BELMONT - Early risers in Belmont woke up to an unusual sight yesterday: a 250-year-old house sitting on a trailer in the middle of well-traveled Common Street.
The Thomas Clark House, built circa 1760, faced demolition at the hands of a developer who wants to build two new houses on the lot. But the structure got a reprieve after complaints from town residents and former occupants of the house, who wanted to preserve the historic home.
Those residents, along with the family that once owned the house, backed up their words with dollars, donating more than $80,000 to help hire a New Hampshire-based company that specializes in moving homes. The company, Admiral Building Movers, towed the Clark house about a mile yesterday to a temporary site on Concord Avenue near Belmont High School.
The move clears the way for development and gives advocates more time to find a suitable permanent location for the house.
The Colonial-era structure was originally a small farmhouse built by members of the Clark family, who lived in a larger house atop a nearby hill, according to a document provided by a member of a family that once owned it. But when the large house burned down, the family renovated the farmhouse and moved in.
The Clarks would later become well-known in town lore when Peter Clark, age 90, cast the first vote at Belmont’s first Town Meeting, which opened March 28, 1859, just days after the town’s incorporation.
The house, which had been taken off its foundation and placed on steel supports, began to move off the lot on a trailer around 6 a.m. yesterday.
Onlookers held their breaths as truck driver Brian Lagasse carefully inched the precious payload down a gentle slope, which seemed more perilous with each passing second. There was a brief scare when the corner of the house seemed about to graze a nearby stone wall, but it cleared the obstacle with millimeters to spare.
The crowd of spectators grew as the morning wore on, with many local families bringing their children to see the spectacle.
Belmont resident Dana Long was awed not only by the challenge of moving the house, but by the building’s history.
“Think about those guys who built this house 250 years ago. How proud would they be to know it’s still there and worth enough to move?’’
Lorrie Honarchian brought her daughters, Sarah, 6, and Emily, 7, to watch.
“That guy must have nerves of steel,’’ she said, watching Lagasse.
With public works crews clearing the way of overhanging branches, the house slowly rolled along Common Street toward its temporary site. It arrived unharmed late in the morning.
The future of the house has yet to be determined.
Local architect Erik Rhodin and Belmont’s Historic District Commission led the charge to save the house. They lobbied the developer, Mark Barons, to hold off on demolition.

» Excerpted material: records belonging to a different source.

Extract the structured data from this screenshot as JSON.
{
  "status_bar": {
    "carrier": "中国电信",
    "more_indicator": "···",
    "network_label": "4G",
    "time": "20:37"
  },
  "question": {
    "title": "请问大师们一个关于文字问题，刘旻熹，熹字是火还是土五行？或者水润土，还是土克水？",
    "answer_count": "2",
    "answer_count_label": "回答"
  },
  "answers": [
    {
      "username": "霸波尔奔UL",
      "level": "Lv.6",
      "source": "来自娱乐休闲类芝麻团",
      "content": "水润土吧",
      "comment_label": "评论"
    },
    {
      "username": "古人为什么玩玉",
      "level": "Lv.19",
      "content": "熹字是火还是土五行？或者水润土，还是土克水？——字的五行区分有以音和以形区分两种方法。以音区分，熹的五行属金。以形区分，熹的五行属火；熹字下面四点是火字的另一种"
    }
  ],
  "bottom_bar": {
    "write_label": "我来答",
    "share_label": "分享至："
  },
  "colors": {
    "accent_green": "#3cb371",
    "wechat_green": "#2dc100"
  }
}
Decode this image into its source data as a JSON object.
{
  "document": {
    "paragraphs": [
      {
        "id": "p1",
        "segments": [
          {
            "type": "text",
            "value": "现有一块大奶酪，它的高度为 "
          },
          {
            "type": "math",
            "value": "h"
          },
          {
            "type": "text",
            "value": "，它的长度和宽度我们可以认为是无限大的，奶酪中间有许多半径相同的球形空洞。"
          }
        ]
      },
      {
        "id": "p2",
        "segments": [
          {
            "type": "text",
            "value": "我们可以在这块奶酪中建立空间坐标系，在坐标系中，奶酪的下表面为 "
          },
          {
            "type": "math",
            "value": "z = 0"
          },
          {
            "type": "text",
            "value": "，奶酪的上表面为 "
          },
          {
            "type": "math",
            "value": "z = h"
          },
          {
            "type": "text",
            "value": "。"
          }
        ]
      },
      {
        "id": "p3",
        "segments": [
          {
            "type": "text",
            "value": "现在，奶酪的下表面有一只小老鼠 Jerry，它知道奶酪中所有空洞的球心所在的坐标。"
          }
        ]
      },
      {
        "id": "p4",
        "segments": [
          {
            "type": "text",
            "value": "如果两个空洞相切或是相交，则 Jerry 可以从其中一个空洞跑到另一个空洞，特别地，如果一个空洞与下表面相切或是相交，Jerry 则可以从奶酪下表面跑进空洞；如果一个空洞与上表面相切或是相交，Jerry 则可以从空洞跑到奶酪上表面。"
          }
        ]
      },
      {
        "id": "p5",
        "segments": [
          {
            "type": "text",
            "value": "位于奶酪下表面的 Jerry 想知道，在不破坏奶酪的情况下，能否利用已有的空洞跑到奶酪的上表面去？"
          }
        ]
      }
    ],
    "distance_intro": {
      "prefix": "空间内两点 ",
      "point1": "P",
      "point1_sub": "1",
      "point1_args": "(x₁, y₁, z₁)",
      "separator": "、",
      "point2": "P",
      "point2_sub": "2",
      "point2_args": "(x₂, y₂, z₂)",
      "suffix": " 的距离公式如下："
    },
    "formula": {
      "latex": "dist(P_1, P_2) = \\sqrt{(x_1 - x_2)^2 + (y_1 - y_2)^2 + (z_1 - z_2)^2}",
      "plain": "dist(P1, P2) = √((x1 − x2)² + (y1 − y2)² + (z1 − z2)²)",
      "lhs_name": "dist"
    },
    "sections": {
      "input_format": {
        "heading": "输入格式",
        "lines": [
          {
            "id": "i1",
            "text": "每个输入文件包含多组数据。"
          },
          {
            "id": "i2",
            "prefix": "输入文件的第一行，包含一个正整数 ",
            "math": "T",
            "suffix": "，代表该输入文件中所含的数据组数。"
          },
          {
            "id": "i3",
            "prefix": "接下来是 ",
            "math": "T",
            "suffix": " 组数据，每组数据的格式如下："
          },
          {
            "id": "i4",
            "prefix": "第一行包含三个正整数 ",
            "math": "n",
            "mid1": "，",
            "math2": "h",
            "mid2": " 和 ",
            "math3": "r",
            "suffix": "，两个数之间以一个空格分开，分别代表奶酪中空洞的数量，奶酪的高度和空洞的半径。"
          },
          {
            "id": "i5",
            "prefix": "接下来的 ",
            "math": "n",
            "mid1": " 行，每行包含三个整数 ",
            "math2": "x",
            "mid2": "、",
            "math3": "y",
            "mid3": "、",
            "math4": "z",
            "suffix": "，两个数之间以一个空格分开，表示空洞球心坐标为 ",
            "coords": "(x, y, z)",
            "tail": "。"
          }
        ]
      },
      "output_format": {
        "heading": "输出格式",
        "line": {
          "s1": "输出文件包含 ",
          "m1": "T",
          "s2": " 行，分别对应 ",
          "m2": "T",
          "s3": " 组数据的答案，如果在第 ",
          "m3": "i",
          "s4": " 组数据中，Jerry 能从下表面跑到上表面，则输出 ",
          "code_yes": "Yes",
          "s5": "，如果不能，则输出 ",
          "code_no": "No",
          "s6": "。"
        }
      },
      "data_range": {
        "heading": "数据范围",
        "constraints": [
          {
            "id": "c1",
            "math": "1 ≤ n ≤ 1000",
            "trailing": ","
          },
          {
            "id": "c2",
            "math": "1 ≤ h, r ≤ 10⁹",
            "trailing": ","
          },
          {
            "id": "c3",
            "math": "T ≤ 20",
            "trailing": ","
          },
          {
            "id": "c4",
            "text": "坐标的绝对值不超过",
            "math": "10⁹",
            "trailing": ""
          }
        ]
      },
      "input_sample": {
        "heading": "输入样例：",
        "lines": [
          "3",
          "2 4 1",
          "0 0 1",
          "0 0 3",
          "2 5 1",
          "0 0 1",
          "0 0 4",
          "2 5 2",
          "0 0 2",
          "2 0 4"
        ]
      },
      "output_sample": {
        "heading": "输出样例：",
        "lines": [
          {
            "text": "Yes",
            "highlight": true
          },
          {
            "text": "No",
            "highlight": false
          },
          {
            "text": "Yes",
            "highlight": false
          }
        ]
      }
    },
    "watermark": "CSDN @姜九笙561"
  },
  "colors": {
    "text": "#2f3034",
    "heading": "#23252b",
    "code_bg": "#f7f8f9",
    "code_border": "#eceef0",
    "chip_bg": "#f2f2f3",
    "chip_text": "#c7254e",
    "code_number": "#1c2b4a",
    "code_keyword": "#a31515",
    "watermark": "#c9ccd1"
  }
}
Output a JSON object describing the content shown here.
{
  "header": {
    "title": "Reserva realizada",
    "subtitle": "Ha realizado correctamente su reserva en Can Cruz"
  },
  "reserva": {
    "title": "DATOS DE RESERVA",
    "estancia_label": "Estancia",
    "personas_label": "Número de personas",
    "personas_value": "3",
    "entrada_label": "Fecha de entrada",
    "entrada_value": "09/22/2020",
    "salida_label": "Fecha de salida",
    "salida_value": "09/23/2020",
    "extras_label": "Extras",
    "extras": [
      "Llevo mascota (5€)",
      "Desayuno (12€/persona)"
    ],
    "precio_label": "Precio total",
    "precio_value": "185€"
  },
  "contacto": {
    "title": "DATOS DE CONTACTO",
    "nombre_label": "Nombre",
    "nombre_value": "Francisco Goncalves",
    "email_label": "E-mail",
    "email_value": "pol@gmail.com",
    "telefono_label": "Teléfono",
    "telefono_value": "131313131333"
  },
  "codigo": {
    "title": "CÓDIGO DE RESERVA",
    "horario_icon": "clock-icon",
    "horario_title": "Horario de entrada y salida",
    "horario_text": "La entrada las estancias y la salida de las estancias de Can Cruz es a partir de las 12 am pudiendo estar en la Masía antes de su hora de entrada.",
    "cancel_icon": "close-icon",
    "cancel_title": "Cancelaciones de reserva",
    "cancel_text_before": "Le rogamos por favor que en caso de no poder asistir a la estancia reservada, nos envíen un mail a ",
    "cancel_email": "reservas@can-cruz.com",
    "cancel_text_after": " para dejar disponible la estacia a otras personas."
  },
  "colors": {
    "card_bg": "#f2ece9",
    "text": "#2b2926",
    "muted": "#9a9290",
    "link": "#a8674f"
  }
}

Advocates scrambled to find a temporary site and secure funding for the move.
Yesterday was Barons’s final deadline for moving the house.
Rhodin and the commission enlisted the help of the Architectural Heritage Foundation, a Boston-based nonprofit that partners with developers and towns to help preserve historic buildings. The foundation purchased the Clark house for a token $10, and will act as a custodian until a permanent site is found.
Members of the Sifneos family, which had long owned the house, accounted for a majority of the more than $80,000 in donations received by the foundation, according to Peter Sifneos. But concerned community members also contributed. The foundation said it will pay the town to defray the costs of police and fire details that were on hand for the move yesterday.
Sifneos grew up in the house, which his father owned. He traveled from Florida to watch the move yesterday.
“I was really a nervous wreck,’’ Sifneos said. “It was really emotional for me, because I just adore that house. I’ve done a lot of work on it over the years.’’
Seeing the house reminded Sifneos of youthful escapades.
“My window led to the garage roof, so I would put a ladder up and I could sneak in and out,’’ he recalled.
Sean McDonnell, president of the Architectural Heritage Foundation, said the house was notable not just for its age, but how well-preserved it is.
“What makes this house special is that the interiors are largely original,’’ McDonnell said. “It hasn’t been renovated or modernized or screwed up, which is an unusual thing to find.’’
McDonnell was optimistic that the town would find land and save the house. He said the parade-like atmosphere for the house’s slow roll down Common Street was evidence that Belmont residents were invested in the project.
“This is a really exemplary project of a community coming together around a precious historic building,’’ he said. “People seemed thrilled the house was saved.’’